R. Della Casa, G. Scola Gagliardi
As a consequence of the growing interest in "healthy" products, typical of the EEC countries, even if each one following a different consumption model, vegetable demand - in terms of demanded amounts - and features are evolving, now.

Our work stresses how the EEC consumers have to respond to this evolution, showing the existing similarities and differences, in relation to the geographic position.

Besides the available national and community statistics in the period 1980–89 - together with projection of apparent consumption supply to 1995 - we have also used the results of an inquiry questionnaire.

The picture wich emerges of EUR-12 vegetable consumption including potatoes remained roughly static (+ 0,22 percent) in the 1980–89 period, but this was largely due to a decline in the consumption of potatoes wich matched the rise in consumption of other vegetables.

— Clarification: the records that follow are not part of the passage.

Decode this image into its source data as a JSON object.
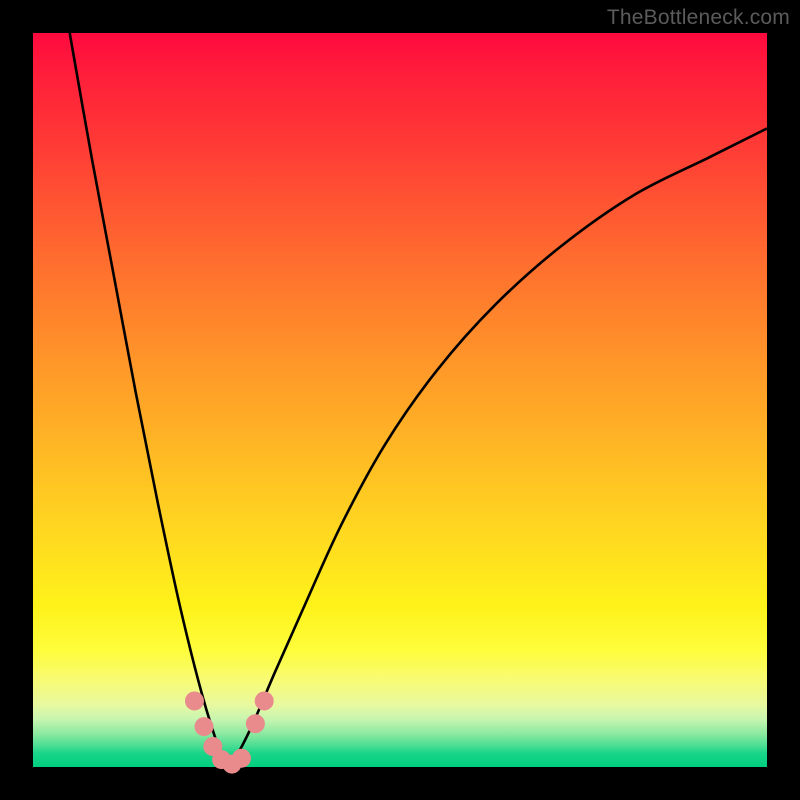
{
  "watermark": "TheBottleneck.com",
  "chart_data": {
    "type": "line",
    "title": "",
    "xlabel": "",
    "ylabel": "",
    "xlim": [
      0,
      100
    ],
    "ylim": [
      0,
      100
    ],
    "grid": false,
    "legend": false,
    "note": "Axes unlabeled; values estimated from pixel positions on a 0–100 normalized scale. Background gradient encodes red (top) → green (bottom). Bottleneck-style V-curve with minimum near x≈26 touching y≈0.",
    "series": [
      {
        "name": "left-branch",
        "x": [
          5,
          8,
          11,
          14,
          17,
          20,
          23,
          25.5,
          26.5
        ],
        "y": [
          100,
          83,
          67,
          51,
          36,
          22,
          10,
          2,
          0
        ]
      },
      {
        "name": "right-branch",
        "x": [
          26.5,
          28,
          30,
          33,
          37,
          42,
          48,
          55,
          63,
          72,
          82,
          92,
          100
        ],
        "y": [
          0,
          2,
          6,
          13,
          22,
          33,
          44,
          54,
          63,
          71,
          78,
          83,
          87
        ]
      }
    ],
    "markers": {
      "name": "highlight-dots",
      "color": "#e98b8d",
      "points": [
        {
          "x": 22.0,
          "y": 9.0
        },
        {
          "x": 23.3,
          "y": 5.5
        },
        {
          "x": 24.5,
          "y": 2.8
        },
        {
          "x": 25.7,
          "y": 1.0
        },
        {
          "x": 27.1,
          "y": 0.4
        },
        {
          "x": 28.4,
          "y": 1.2
        },
        {
          "x": 30.3,
          "y": 5.9
        },
        {
          "x": 31.5,
          "y": 9.0
        }
      ]
    }
  }
}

The latter increased by 13,5 percent in 1980–89 and it is expected to grow by another 14,5 percent in the period to 1995.

Vegetable consumption varies sharply between countries, from a massive 182,8 kg/year in Greece to only 47,0 in Germany (excluding potatoes). These differences persisted in the 1980–89 period. As for fruit, but more so, the actual products wich go to make up this total vary substantially from country to country.

The findings of the consumer survey broadly confirm the statistical picture. Overall, 46 percent of EUR - 12 respondents said that they ate more fresh vegetables now than they did five years ago and only 8 percent said less. The highest positive score was in Portugal (66 percent), closely followed by Ireland, the UK and the former East Germany. On the contrary, the lowest percentage was in France (32 percent). In particular, those in the 18–35 age group score above average (52 percent).

Della Casa, R. and Scola Gagliardi, G. (1995). VEGETABLE DEMAND IN THE EEC COUNTRIES: A NORTH-SOUTH COMPARISON1. Acta Hortic. 340, 27-34
DOI: 10.17660/ActaHortic.1995.340.3

Acta Horticulturae